### Task directions
Go through the data and report each line that holds the string "content".

━━━━━━

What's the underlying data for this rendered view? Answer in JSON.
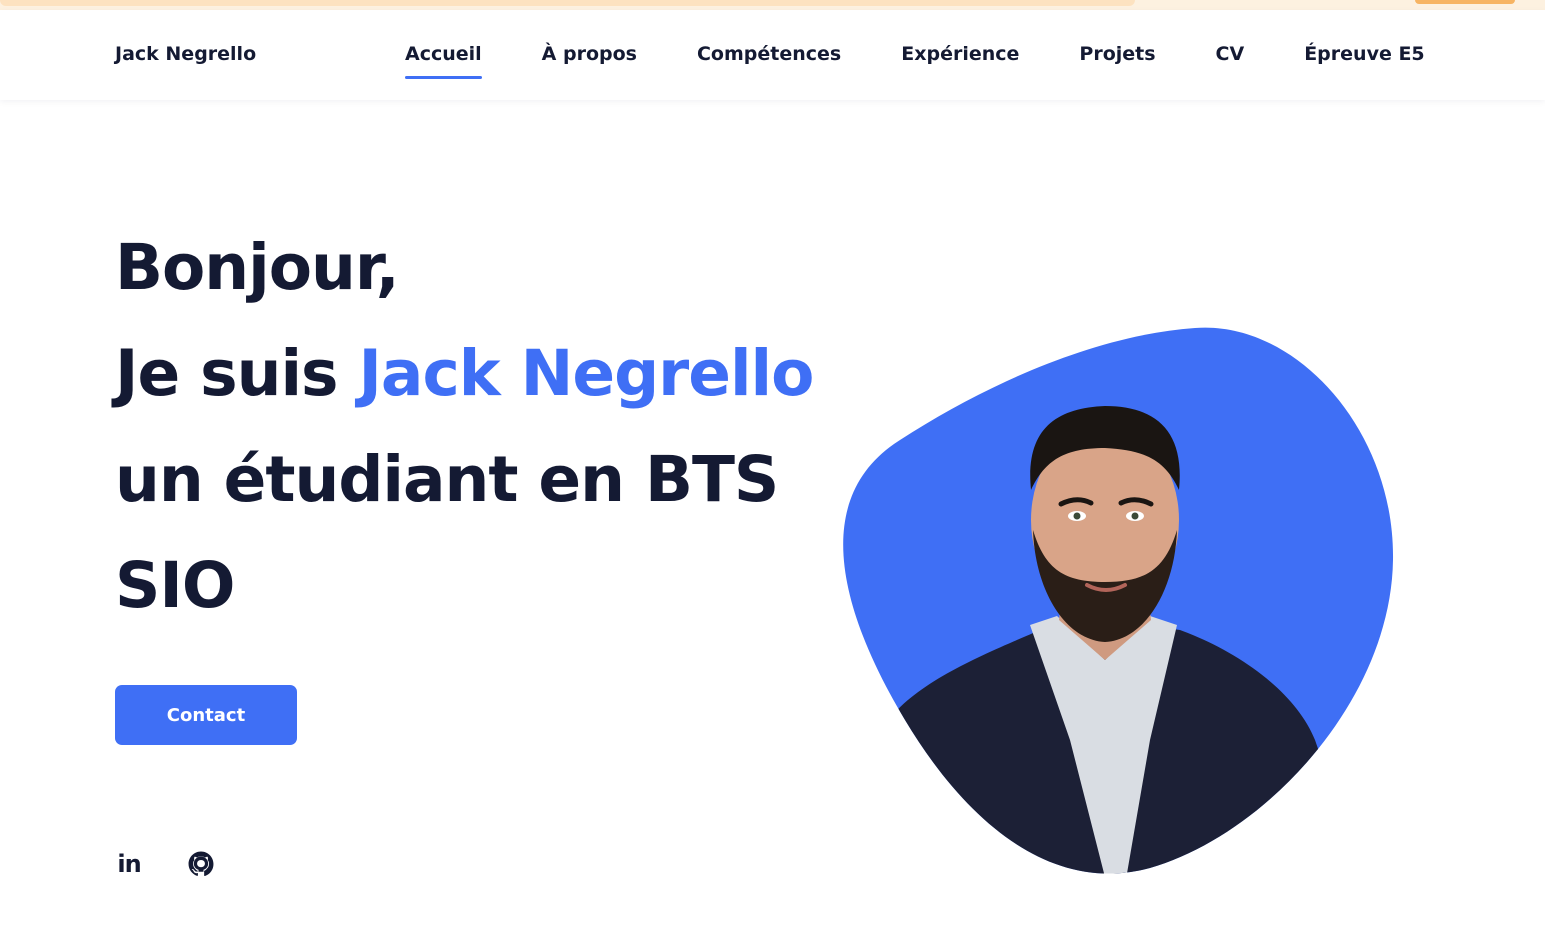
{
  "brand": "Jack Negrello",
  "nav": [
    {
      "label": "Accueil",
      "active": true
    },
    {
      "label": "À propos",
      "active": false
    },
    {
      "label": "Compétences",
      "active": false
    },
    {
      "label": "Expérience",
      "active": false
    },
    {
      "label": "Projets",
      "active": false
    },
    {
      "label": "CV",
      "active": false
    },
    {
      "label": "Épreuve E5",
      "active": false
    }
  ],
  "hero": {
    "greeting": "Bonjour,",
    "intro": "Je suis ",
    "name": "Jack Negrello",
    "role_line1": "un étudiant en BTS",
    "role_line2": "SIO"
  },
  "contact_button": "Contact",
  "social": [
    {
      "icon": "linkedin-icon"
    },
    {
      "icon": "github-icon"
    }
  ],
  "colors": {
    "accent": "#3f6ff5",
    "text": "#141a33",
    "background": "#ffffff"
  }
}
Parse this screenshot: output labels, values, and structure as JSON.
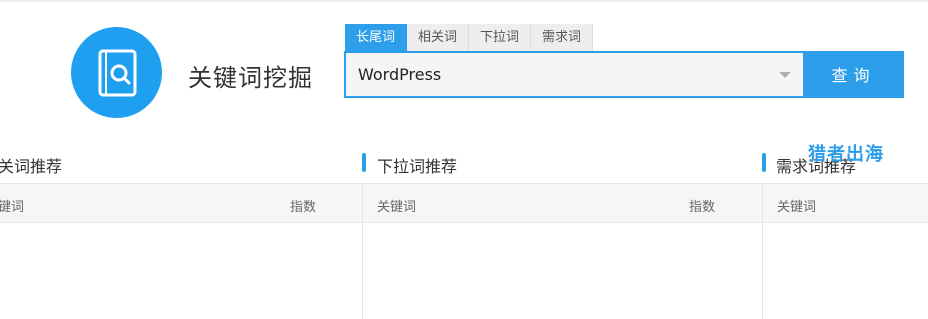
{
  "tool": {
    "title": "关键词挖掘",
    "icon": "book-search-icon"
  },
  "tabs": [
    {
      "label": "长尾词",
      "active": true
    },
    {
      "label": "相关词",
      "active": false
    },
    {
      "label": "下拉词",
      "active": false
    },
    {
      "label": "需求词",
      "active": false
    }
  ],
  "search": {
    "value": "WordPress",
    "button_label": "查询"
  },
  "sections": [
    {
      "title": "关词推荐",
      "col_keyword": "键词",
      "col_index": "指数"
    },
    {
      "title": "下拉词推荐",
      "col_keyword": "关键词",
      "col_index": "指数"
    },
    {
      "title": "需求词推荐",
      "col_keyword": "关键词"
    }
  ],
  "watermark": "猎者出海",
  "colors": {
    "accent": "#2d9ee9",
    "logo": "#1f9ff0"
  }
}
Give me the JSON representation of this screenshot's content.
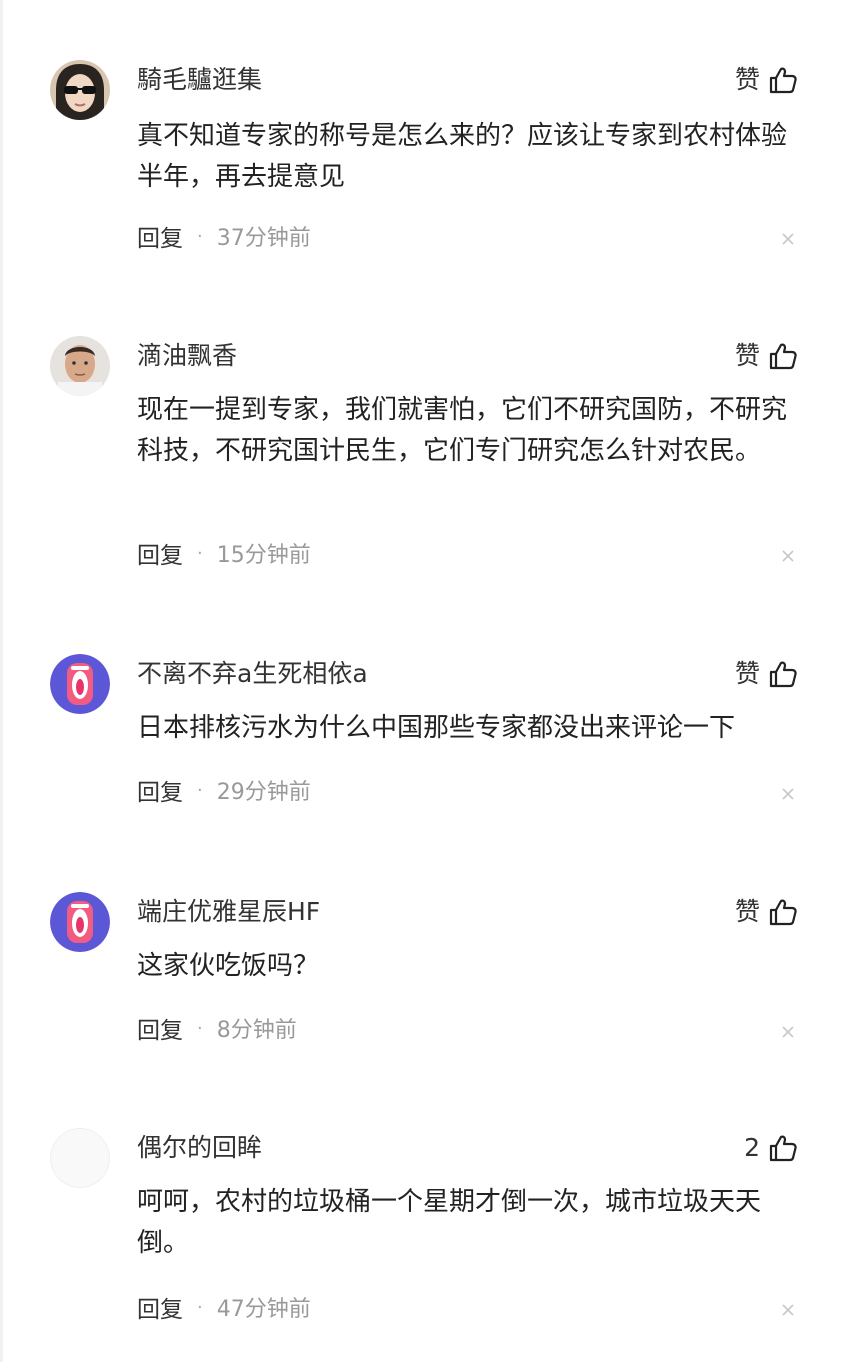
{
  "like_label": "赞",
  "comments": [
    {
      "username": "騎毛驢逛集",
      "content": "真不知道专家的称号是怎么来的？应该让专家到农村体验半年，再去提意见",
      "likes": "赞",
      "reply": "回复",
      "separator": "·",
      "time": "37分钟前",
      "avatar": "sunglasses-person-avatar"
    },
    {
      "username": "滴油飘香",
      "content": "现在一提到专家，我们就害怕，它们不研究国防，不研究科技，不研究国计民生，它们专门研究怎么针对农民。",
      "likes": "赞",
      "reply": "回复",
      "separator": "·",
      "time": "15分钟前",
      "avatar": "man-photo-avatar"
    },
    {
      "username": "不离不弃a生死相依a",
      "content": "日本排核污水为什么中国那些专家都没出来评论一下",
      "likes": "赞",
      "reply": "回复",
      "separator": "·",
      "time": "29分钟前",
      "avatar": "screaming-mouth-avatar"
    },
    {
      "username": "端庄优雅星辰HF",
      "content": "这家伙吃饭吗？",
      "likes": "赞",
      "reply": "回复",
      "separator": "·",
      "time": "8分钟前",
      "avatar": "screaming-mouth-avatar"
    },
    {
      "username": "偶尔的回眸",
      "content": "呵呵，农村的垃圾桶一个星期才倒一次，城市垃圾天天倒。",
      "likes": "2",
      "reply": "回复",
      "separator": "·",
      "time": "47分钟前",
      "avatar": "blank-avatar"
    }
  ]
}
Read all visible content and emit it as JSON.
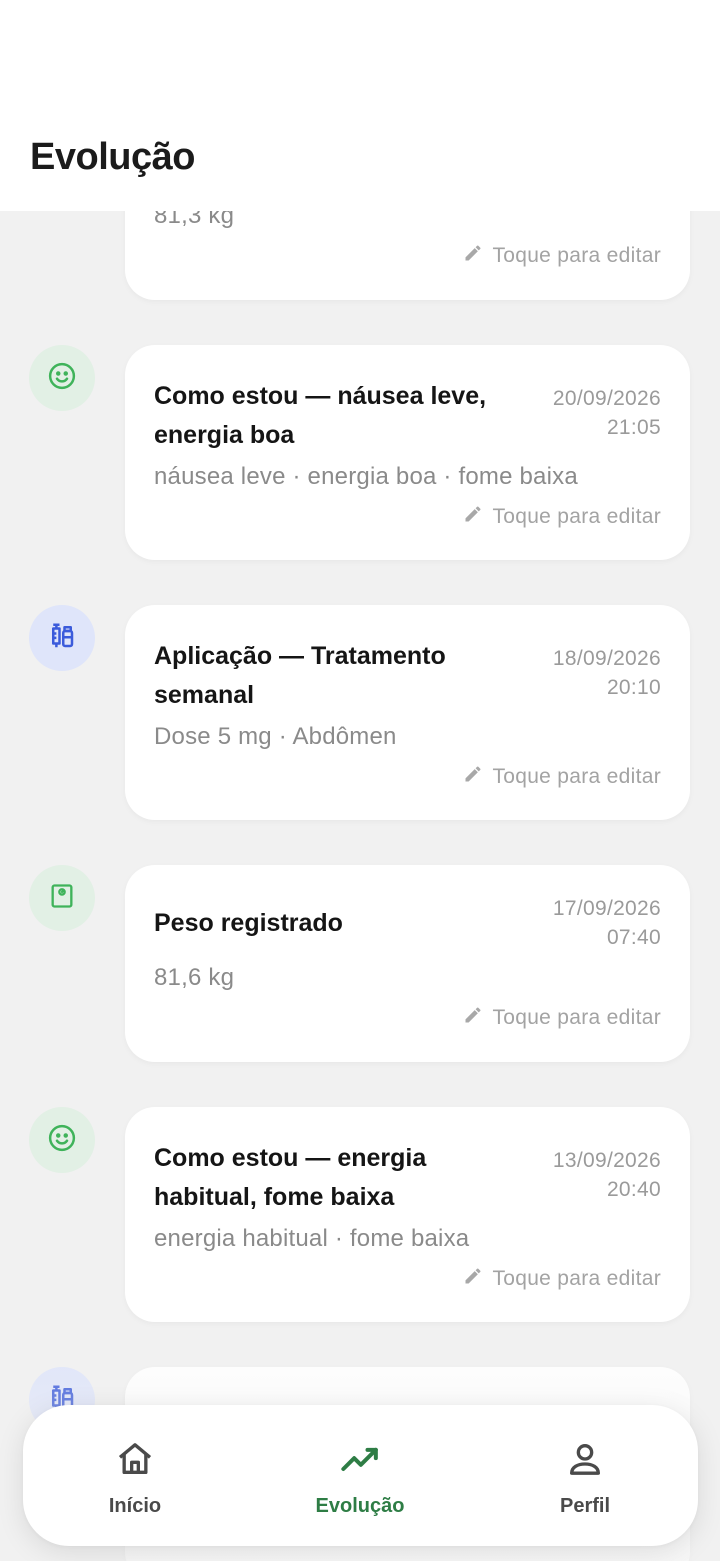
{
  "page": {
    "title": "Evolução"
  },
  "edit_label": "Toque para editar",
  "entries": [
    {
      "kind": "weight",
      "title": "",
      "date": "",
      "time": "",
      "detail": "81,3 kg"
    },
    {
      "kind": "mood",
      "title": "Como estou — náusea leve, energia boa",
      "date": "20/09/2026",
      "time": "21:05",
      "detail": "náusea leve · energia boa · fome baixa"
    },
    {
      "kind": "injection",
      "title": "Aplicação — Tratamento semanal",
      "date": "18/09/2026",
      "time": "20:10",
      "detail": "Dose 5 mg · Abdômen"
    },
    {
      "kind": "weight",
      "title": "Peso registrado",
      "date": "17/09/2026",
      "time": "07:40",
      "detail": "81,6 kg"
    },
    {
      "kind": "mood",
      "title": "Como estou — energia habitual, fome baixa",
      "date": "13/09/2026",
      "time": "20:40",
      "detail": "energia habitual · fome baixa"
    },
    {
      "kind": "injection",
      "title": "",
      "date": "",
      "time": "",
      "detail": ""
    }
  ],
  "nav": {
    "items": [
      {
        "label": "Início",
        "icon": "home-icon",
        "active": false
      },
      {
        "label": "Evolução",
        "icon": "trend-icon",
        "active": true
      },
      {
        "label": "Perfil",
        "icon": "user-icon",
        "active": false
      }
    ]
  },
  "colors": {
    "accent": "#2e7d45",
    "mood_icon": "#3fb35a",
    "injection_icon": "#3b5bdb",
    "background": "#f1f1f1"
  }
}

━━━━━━

### Task result
Give me the JSON representation of this screenshot's content.
      "content": "真不知道专家的称号是怎么来的？应该让专家到农村体验半年，再去提意见",
      "content": "现在一提到专家，我们就害怕，它们不研究国防，不研究科技，不研究国计民生，它们专门研究怎么针对农民。",
      "content": "日本排核污水为什么中国那些专家都没出来评论一下",
      "content": "这家伙吃饭吗？",
      "content": "呵呵，农村的垃圾桶一个星期才倒一次，城市垃圾天天倒。",
Read all visible content and emit it as JSON.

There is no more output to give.